Boston Celtics: Week in Review
The first Woj Bomb of the NBA season is upon us, and considering the abundance of news surrounding Paul Millsap and his future with the Atlanta Hawks, the agreement from the Hawks in sending Kyle Korver to the Cleveland Cavaliers in exchange for the Cavs’ first round pick and Mike Dunleavy Jr. signals that the 20-16 Hawks are ready to hit the reset button.
Sources: Cleveland, Atlanta targeting Saturday for trade call on Korver deal now. Hawks haven't found 3rd team deal to move on Dunleavy yet.— Adrian Wojnarowski (@WojVerticalNBA) January 6, 2017
It also indicates – if the offseason veteran signings weren’t enough to do so – that an arms race of sorts is taking place between the Cavs and the Golden State Warriors.
Outside of a wonky season in Philadelphia at the age of 25 (the year Allen Iverson was traded), Korver has never been the vocal point of an NBA offense. For as highly regarded as Korver has become during his renaissance years down in Atlanta, the Chicago Bulls – believing that his best days were behind him – traded him to Atlanta for a trade exception and cash considerations.
Korver’s Basketball Reference page doesn’t begin to express how – similar to J.J. Redick today, and how Ray Allen and Reggie Miller had second lives as shooters running around multitudes of screens – the now 35 year old Korver makes defenses bend to his activity.
Mike Budenholzer, a Spurs whisperer and Hawks coach since 2013-14, predicated his offense on ball movement, lateral movement, and quick decision making.
Missing Horford for the large majority of the 2013-14 season, the Hawks struggled to make the eighth seed in the Eastern Conference, yet found successful footing the following two seasons, blending an aggressive defense with an offense that stretched defenses out to the perimeter, and essentially made opponents uncomfortable.

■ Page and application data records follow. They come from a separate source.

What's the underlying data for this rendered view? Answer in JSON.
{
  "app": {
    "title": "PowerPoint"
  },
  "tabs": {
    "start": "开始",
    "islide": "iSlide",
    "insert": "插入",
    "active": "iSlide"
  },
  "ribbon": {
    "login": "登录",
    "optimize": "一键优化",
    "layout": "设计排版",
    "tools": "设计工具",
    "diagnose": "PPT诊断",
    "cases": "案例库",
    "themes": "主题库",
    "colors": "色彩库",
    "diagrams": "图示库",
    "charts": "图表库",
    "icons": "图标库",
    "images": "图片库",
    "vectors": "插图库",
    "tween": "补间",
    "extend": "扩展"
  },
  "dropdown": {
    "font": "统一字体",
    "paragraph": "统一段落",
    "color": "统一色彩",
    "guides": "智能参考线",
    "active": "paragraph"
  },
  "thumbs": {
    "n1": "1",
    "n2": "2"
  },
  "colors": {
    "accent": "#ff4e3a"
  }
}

Korver – who made his lone all-star appearance during Atlanta’s 60-win campaign two seasons ago – shot an unreal 45% from deep during his four-plus seasons as a Hawk.
Now he gets to play alongside LeBron James, Kevin Love, and Kyrie Irving, most likely in the J.R. Smith role (the long-range shooter is out, possibly the rest of the regular season, after having surgery on his right thumb).
Although Korver’s career three-point percentage goes down from 43% to 39% in the playoffs, percentages tend to trend down when you go up against well-prepared defenses. Playing with Irving, James, and Love changes that.
The physical decline has been slow for Korver – whose offseason workouts were chrnociled by Zach Lowe in 2014 – as he had rarely been absent from the Hawks’ lineup during his time there.
The Boston Celtics and Toronto Raptors just saw the Eastern Conference mountain got much more difficult.
Out West for Golden State, the ball’s in their court.